Talking about Tahu, who went off injured, there were problems once again with his defence against seemingly simple attacks down his defensive channel. The first Italian try was scored when a straightforward backline attack went right through Tahu’s sector with the centre shaking his head in bewilderment, rather like Al Baxter does when he picks himself off the ground after conceding another scrum penalty.
Waugh and Tahu won’t be playing against England, which leaves the set pieces for the Wallabies to worry about. The British rugby writers are adamant that a scrum-led England attack will demolish the Wallabies, despite the fact that England’s scrum and general forward play was less than impressive against a poor but game Pacific Islands side.
‘Unless England can add hard-core forwards in all three rows,’ Stephen Jones writes in The Sunday Times, ‘then they will simply be over-powered by at least two of the three South Hemisphere teams lying in wait for them.’
You don’t have to be a genius to work out who is the odd southern hemisphere team out of three: the Wallabies.

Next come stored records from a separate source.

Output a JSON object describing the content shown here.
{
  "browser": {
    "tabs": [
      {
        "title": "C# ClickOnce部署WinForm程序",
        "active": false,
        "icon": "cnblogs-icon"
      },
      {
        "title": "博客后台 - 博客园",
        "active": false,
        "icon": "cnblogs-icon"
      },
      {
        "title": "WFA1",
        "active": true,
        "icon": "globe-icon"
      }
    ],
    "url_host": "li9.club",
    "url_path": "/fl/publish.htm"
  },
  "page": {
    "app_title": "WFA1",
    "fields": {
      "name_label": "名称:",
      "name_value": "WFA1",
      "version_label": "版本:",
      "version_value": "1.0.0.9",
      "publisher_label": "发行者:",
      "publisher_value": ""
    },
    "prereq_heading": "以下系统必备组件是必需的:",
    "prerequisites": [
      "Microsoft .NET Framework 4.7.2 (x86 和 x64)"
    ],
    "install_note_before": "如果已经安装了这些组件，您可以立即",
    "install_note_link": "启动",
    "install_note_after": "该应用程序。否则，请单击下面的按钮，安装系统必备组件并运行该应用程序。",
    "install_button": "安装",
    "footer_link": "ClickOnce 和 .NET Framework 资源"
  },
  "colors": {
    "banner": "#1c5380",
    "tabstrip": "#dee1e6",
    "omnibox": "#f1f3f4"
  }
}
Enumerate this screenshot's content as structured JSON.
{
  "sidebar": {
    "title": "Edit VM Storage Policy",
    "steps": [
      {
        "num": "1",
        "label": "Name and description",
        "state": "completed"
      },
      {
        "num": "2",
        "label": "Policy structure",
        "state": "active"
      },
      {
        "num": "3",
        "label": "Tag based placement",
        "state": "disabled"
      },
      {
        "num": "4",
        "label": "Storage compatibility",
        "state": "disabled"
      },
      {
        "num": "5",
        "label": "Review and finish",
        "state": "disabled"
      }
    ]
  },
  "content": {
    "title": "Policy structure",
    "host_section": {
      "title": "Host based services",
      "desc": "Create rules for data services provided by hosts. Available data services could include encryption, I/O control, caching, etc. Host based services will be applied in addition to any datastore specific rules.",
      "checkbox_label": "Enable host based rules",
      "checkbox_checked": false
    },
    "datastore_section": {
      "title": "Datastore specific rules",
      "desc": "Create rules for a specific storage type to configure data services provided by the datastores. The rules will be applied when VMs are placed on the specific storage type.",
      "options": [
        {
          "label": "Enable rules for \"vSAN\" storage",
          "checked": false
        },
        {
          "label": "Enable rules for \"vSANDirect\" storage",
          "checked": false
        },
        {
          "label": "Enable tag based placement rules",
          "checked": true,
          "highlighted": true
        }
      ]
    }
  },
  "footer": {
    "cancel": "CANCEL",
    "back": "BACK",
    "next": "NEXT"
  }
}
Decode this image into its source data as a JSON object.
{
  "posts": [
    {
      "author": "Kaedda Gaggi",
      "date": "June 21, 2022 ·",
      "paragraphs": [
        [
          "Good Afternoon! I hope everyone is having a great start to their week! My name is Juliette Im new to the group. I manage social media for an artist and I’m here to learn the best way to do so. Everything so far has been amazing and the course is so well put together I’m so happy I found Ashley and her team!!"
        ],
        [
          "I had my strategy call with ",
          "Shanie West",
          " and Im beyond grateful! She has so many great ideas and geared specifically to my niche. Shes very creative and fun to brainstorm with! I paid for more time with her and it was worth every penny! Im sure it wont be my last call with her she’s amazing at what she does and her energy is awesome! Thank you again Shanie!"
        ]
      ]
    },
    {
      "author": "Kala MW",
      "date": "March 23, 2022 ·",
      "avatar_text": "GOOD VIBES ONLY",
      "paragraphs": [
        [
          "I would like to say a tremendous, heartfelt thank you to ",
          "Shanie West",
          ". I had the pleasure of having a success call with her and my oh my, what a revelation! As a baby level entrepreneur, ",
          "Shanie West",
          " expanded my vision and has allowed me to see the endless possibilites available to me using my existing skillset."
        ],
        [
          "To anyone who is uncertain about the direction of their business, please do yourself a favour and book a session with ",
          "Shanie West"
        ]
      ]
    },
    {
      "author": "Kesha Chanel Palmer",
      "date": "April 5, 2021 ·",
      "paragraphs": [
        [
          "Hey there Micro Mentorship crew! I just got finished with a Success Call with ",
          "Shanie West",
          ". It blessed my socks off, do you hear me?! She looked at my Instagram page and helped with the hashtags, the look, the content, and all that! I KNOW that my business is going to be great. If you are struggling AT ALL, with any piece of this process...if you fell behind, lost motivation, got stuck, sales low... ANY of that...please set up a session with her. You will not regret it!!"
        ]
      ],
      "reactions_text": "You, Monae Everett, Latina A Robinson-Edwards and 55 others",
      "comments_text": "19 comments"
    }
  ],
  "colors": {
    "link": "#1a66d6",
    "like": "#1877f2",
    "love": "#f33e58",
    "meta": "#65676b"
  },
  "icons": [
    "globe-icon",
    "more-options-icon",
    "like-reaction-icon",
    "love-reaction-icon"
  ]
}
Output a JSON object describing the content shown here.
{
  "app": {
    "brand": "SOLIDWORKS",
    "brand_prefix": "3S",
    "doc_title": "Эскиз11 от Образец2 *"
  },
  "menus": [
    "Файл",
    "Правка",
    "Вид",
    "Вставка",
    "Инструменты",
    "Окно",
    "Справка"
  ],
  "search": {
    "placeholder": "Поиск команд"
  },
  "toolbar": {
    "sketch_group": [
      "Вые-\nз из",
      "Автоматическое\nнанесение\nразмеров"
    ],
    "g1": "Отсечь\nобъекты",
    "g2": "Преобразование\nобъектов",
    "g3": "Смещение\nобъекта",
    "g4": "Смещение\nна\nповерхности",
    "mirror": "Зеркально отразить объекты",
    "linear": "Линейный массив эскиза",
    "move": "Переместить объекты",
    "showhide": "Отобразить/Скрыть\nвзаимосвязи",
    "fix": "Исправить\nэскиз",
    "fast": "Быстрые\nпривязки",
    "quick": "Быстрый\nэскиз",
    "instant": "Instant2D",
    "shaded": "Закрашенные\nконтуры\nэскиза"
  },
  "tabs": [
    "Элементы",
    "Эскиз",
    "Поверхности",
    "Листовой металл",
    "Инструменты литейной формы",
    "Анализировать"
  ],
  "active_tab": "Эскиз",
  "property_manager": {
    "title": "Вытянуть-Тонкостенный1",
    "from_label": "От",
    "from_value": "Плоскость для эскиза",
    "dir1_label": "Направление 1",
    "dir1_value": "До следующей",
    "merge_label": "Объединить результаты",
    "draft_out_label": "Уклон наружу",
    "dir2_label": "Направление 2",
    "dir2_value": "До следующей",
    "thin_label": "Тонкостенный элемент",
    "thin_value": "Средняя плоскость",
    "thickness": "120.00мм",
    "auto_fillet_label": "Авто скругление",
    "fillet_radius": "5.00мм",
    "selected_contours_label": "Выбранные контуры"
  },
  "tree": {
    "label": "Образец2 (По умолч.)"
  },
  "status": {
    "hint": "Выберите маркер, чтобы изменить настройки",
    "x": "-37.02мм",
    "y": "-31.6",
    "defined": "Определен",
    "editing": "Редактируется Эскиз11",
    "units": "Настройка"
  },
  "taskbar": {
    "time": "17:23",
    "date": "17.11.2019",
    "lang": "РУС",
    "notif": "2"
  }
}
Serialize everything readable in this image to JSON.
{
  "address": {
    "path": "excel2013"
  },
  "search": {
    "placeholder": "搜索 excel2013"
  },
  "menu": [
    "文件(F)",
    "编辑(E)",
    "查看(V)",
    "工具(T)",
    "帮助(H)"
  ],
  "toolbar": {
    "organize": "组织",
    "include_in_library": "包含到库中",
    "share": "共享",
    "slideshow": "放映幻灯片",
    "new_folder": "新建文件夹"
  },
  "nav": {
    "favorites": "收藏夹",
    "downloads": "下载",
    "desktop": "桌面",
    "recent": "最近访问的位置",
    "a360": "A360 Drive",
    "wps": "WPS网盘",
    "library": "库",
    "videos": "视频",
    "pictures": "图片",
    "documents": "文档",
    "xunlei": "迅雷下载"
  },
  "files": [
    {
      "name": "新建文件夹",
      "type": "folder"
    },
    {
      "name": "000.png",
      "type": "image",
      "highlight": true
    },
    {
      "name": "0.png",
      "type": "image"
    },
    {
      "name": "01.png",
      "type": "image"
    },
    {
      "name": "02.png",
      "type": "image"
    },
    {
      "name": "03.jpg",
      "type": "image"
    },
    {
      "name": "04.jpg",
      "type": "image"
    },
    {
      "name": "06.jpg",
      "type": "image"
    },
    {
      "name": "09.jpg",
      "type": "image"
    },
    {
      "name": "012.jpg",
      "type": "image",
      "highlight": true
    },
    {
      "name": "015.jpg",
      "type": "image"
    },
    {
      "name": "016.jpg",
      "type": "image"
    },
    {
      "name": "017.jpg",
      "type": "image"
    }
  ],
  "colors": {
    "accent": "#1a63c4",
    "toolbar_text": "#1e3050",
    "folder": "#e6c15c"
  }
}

The best things about winning in an unattractive and unconvincing way as the Wallabies did against the Azzurri is that a win is a win as far as the records are concerned, and the team gets a chance to start again next week and play to a better potential than what it revealed on Saturday.
Hopefully Cooper won’t be required to produce another flash of winning magic. But I suppose there is some comfort in the fact that having done this once, he should be able to do it again.